- Exercise aim: Type the entries out again exactly as they read, but leave every picture behind.

::::::::::

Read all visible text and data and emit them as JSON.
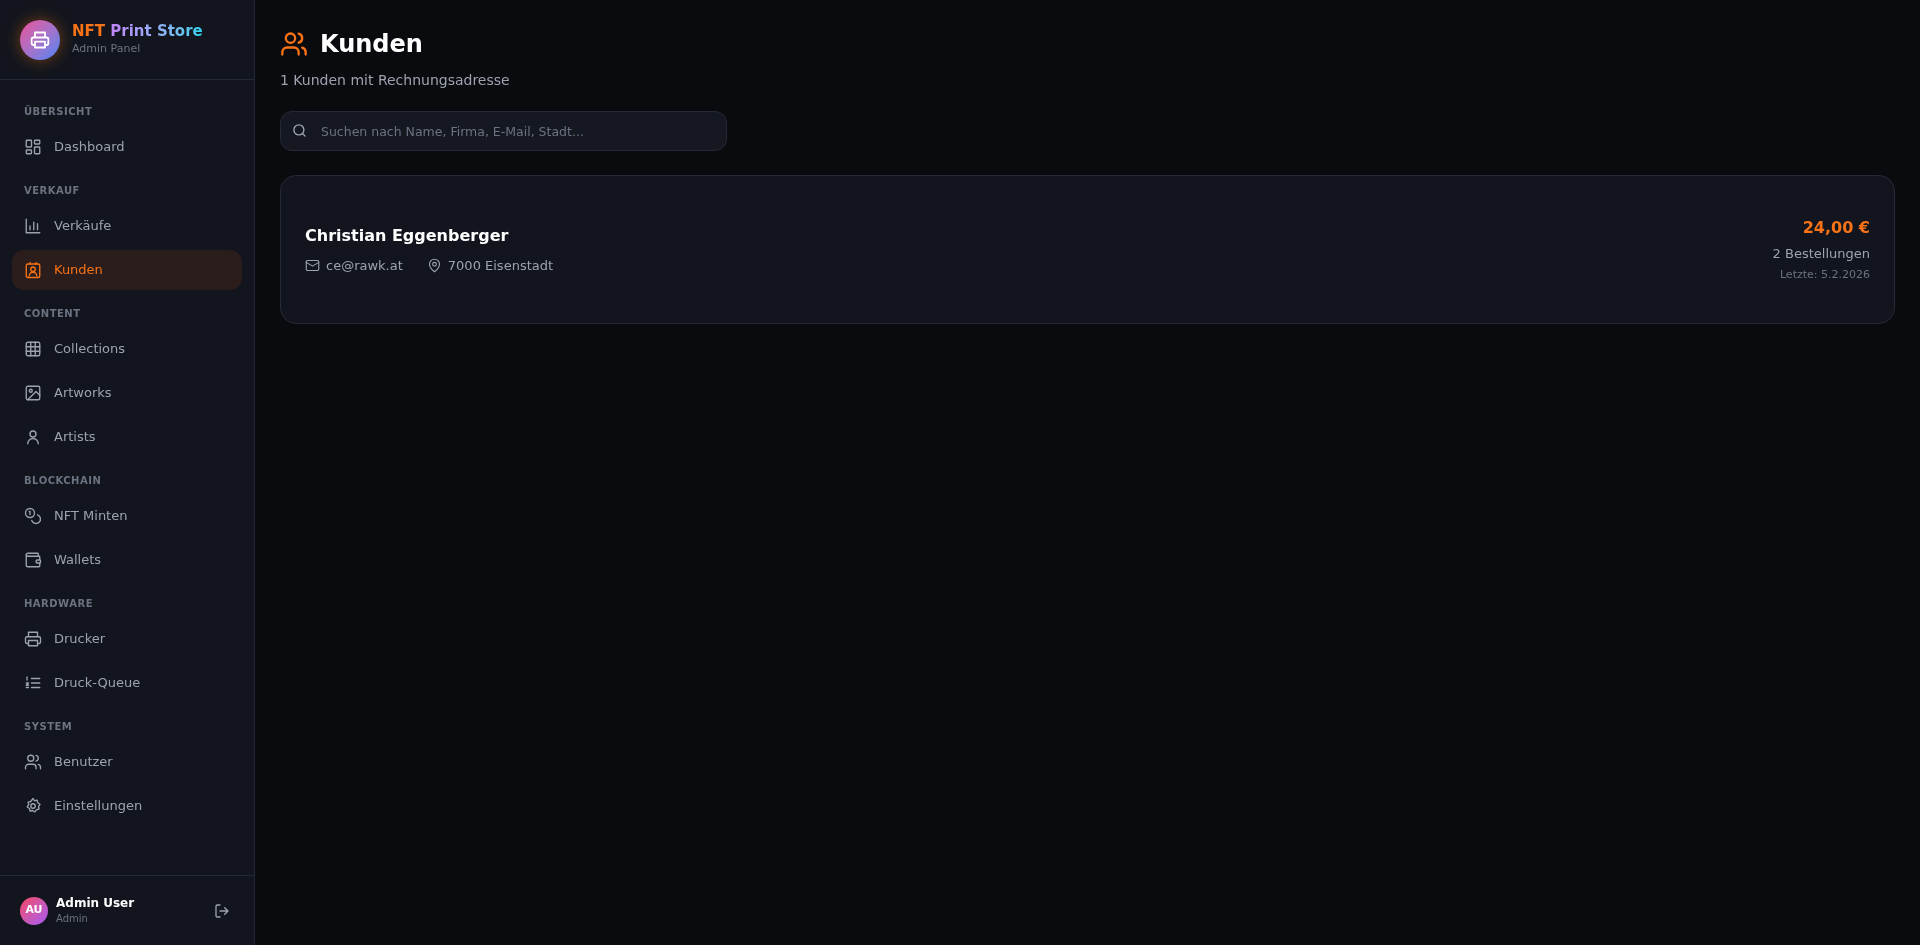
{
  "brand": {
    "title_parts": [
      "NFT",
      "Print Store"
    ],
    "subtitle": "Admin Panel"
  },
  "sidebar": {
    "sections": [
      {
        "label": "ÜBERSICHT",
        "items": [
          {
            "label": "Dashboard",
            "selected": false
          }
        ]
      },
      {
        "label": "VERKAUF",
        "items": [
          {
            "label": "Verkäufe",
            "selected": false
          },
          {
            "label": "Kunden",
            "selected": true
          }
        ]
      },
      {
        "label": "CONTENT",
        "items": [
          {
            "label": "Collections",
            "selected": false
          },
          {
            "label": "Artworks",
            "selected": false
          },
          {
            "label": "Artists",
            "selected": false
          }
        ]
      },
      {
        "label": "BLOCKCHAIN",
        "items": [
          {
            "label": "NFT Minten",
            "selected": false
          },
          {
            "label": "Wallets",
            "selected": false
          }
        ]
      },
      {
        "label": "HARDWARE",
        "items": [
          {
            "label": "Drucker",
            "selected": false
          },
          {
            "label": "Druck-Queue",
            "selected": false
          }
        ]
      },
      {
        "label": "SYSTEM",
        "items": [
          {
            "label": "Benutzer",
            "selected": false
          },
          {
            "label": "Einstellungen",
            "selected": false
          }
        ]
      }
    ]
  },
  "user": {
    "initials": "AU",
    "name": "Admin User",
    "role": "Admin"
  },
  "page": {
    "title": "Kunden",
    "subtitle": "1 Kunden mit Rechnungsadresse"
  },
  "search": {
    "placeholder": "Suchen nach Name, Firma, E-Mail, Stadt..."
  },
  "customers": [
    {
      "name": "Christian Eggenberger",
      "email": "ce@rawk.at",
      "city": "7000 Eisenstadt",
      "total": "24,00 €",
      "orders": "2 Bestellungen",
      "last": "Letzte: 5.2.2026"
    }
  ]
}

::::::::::

- Written answer:
Read all visible text and data and emit them as JSON.
{
  "brand": {
    "title_parts": [
      "NFT",
      "Print Store"
    ],
    "subtitle": "Admin Panel"
  },
  "sidebar": {
    "sections": [
      {
        "label": "ÜBERSICHT",
        "items": [
          {
            "label": "Dashboard",
            "selected": false
          }
        ]
      },
      {
        "label": "VERKAUF",
        "items": [
          {
            "label": "Verkäufe",
            "selected": false
          },
          {
            "label": "Kunden",
            "selected": true
          }
        ]
      },
      {
        "label": "CONTENT",
        "items": [
          {
            "label": "Collections",
            "selected": false
          },
          {
            "label": "Artworks",
            "selected": false
          },
          {
            "label": "Artists",
            "selected": false
          }
        ]
      },
      {
        "label": "BLOCKCHAIN",
        "items": [
          {
            "label": "NFT Minten",
            "selected": false
          },
          {
            "label": "Wallets",
            "selected": false
          }
        ]
      },
      {
        "label": "HARDWARE",
        "items": [
          {
            "label": "Drucker",
            "selected": false
          },
          {
            "label": "Druck-Queue",
            "selected": false
          }
        ]
      },
      {
        "label": "SYSTEM",
        "items": [
          {
            "label": "Benutzer",
            "selected": false
          },
          {
            "label": "Einstellungen",
            "selected": false
          }
        ]
      }
    ]
  },
  "user": {
    "initials": "AU",
    "name": "Admin User",
    "role": "Admin"
  },
  "page": {
    "title": "Kunden",
    "subtitle": "1 Kunden mit Rechnungsadresse"
  },
  "search": {
    "placeholder": "Suchen nach Name, Firma, E-Mail, Stadt..."
  },
  "customers": [
    {
      "name": "Christian Eggenberger",
      "email": "ce@rawk.at",
      "city": "7000 Eisenstadt",
      "total": "24,00 €",
      "orders": "2 Bestellungen",
      "last": "Letzte: 5.2.2026"
    }
  ]
}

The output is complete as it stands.